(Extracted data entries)

....

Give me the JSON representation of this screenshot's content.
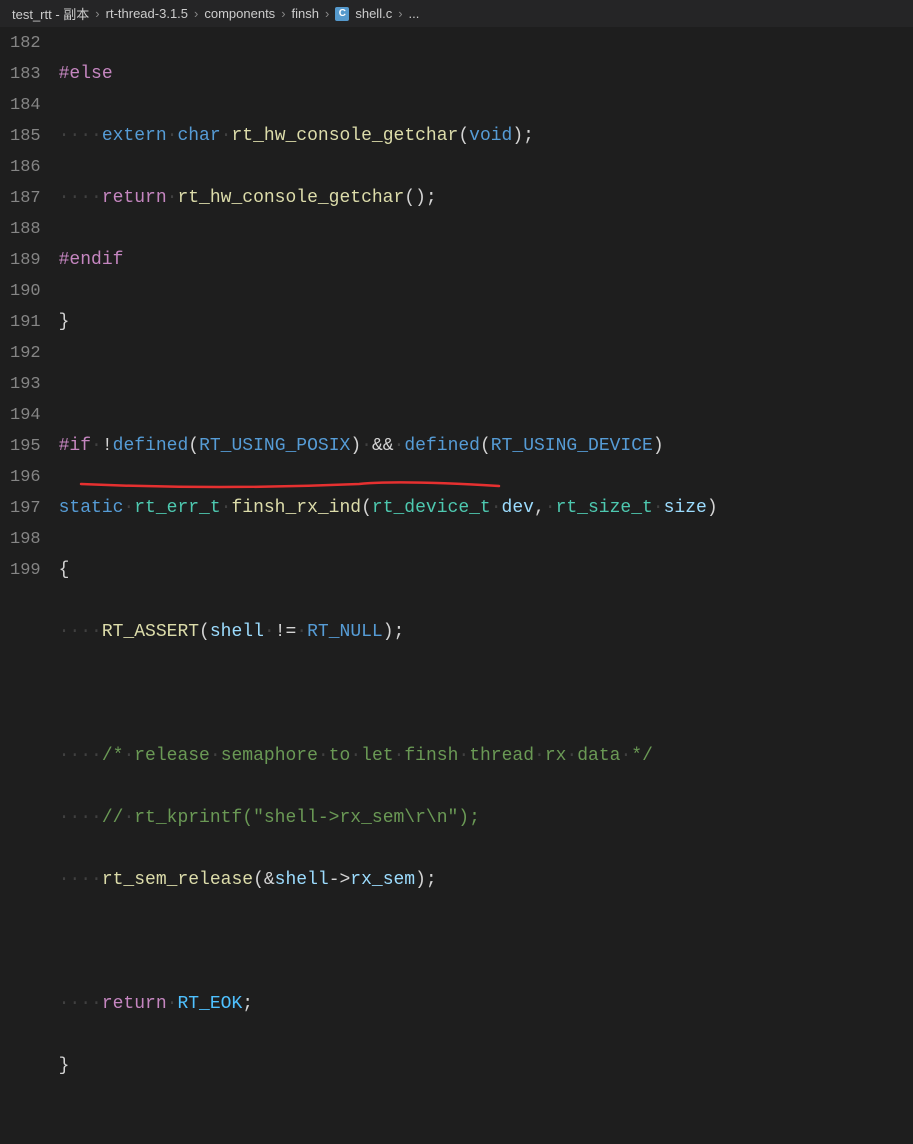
{
  "breadcrumb": {
    "parts": [
      "test_rtt - 副本",
      "rt-thread-3.1.5",
      "components",
      "finsh",
      "shell.c",
      "..."
    ]
  },
  "lines": {
    "start": 182,
    "end": 199
  },
  "code": {
    "l182": "#else",
    "l183_extern": "extern",
    "l183_char": "char",
    "l183_fn": "rt_hw_console_getchar",
    "l183_void": "void",
    "l184_return": "return",
    "l184_fn": "rt_hw_console_getchar",
    "l185": "#endif",
    "l186_brace": "}",
    "l188_if": "#if",
    "l188_not": "!",
    "l188_defined1": "defined",
    "l188_posix": "RT_USING_POSIX",
    "l188_and": "&&",
    "l188_defined2": "defined",
    "l188_device": "RT_USING_DEVICE",
    "l189_static": "static",
    "l189_type": "rt_err_t",
    "l189_fn": "finsh_rx_ind",
    "l189_p1t": "rt_device_t",
    "l189_p1n": "dev",
    "l189_p2t": "rt_size_t",
    "l189_p2n": "size",
    "l190_brace": "{",
    "l191_fn": "RT_ASSERT",
    "l191_var": "shell",
    "l191_null": "RT_NULL",
    "l193_comment": "/* release semaphore to let finsh thread rx data */",
    "l194_comment": "// rt_kprintf(\"shell->rx_sem\\r\\n\");",
    "l195_fn": "rt_sem_release",
    "l195_var": "shell",
    "l195_mem": "rx_sem",
    "l197_return": "return",
    "l197_const": "RT_EOK",
    "l198_brace": "}"
  }
}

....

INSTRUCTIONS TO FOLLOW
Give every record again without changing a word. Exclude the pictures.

ANSWER BOX
Give me the JSON representation of this screenshot's content.
{
  "breadcrumb": {
    "parts": [
      "test_rtt - 副本",
      "rt-thread-3.1.5",
      "components",
      "finsh",
      "shell.c",
      "..."
    ]
  },
  "lines": {
    "start": 182,
    "end": 199
  },
  "code": {
    "l182": "#else",
    "l183_extern": "extern",
    "l183_char": "char",
    "l183_fn": "rt_hw_console_getchar",
    "l183_void": "void",
    "l184_return": "return",
    "l184_fn": "rt_hw_console_getchar",
    "l185": "#endif",
    "l186_brace": "}",
    "l188_if": "#if",
    "l188_not": "!",
    "l188_defined1": "defined",
    "l188_posix": "RT_USING_POSIX",
    "l188_and": "&&",
    "l188_defined2": "defined",
    "l188_device": "RT_USING_DEVICE",
    "l189_static": "static",
    "l189_type": "rt_err_t",
    "l189_fn": "finsh_rx_ind",
    "l189_p1t": "rt_device_t",
    "l189_p1n": "dev",
    "l189_p2t": "rt_size_t",
    "l189_p2n": "size",
    "l190_brace": "{",
    "l191_fn": "RT_ASSERT",
    "l191_var": "shell",
    "l191_null": "RT_NULL",
    "l193_comment": "/* release semaphore to let finsh thread rx data */",
    "l194_comment": "// rt_kprintf(\"shell->rx_sem\\r\\n\");",
    "l195_fn": "rt_sem_release",
    "l195_var": "shell",
    "l195_mem": "rx_sem",
    "l197_return": "return",
    "l197_const": "RT_EOK",
    "l198_brace": "}"
  }
}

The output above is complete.